human head louse: pediculus humanus  on hair

Head lice are hard to get rid of because they hang on after feeding.

©&#169 Oxford Scientific/The Image Bank via Getty Images

Telling Fleas Or Head Lice From Ticks

Visually, it once again goes back to the legs. Ticks have eight legs, and both fleas and head lice only have six. Ticks can also be identified by their fused round bodies and opaque coloring. Additionally, a tick bite will leave a significantly larger wound than a flea bite due to the prolonged feeding time for ticks. Fleas often bite a host several times rather than attach to the host. Both fleas and head lice cling to the hair or fur of the host instead, whereas when a tick is done feeding, they leave!

8. Bed Bugs

bed bug infestation

Bed bugs are larger, more oval, and flatter than ticks overall.
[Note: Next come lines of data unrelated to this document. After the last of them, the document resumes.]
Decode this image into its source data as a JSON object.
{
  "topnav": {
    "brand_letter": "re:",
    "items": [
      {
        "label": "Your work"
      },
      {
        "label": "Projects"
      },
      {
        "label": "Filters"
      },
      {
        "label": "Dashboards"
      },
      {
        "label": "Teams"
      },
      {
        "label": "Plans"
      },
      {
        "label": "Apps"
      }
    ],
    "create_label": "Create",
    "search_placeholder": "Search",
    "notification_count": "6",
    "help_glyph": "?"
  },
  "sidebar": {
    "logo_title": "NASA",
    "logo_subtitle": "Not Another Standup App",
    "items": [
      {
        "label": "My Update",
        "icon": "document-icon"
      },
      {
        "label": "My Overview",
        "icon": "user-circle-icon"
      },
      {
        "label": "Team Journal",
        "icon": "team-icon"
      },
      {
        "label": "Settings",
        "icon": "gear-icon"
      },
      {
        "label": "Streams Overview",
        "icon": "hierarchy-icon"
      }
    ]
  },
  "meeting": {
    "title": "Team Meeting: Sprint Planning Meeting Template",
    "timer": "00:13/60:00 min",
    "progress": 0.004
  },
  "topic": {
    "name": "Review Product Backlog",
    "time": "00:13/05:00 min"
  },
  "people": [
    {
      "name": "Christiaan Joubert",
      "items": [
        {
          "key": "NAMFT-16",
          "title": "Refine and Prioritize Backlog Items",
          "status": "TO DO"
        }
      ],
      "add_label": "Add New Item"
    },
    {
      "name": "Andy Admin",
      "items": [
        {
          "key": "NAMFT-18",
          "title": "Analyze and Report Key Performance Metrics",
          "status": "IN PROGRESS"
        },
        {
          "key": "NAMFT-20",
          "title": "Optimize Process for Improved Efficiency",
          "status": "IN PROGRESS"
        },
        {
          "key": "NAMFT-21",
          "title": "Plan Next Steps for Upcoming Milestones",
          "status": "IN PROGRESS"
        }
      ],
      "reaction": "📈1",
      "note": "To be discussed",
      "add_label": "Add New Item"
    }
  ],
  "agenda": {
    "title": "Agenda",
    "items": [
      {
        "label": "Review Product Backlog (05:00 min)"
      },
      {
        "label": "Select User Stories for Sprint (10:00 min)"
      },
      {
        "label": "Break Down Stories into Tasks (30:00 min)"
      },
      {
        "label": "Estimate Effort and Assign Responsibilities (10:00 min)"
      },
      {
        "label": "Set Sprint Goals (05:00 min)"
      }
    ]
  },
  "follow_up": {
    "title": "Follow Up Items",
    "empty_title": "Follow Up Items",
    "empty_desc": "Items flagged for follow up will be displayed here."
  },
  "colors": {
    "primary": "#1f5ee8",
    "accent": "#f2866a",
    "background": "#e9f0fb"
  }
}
©simon berenyi/Shutterstock.com

Bed bugs may not carry the dangerous and life-threatening diseases some tick species do, but they are parasitic bloodsuckers. Bedbugs are reddish-brown in color, oval-shaped, and at first, are commonly confused with ticks. The body of the bed bug also gives the appearance of fused middle and bottom body sections like a tick. Bed bugs also inflict a painful and extremely itchy bite and are highly invasive.

Telling A Bedbug From A Tick

Apart from the eight versus six-leg comparison of the insect bed bug and the arachnid tick, bedbugs are bigger. Even an adult engorged tick is often smaller than an adult bed bug. Also, the overall body of a bed bug appears flattened, whereas ticks are very round comparatively.

Additionally, you will often only see one or at most, three or four ticks on your body or clothing, bed bugs cause infestations. The bed bug breeds quickly and often requires professional extermination to remove.

Summary of the 8 Bugs That Look Like Ticks

Here are eight bugs that look like ticks but are not:

1Weevil Beetles
2Spider Beetles
4Brown Marmorated Stink Bugs
5Carpet Beetles
7Head Lice
8Bed Bugs

Share this post on:

Thank you for reading! Have some feedback for us? Contact the AZ Animals editorial team.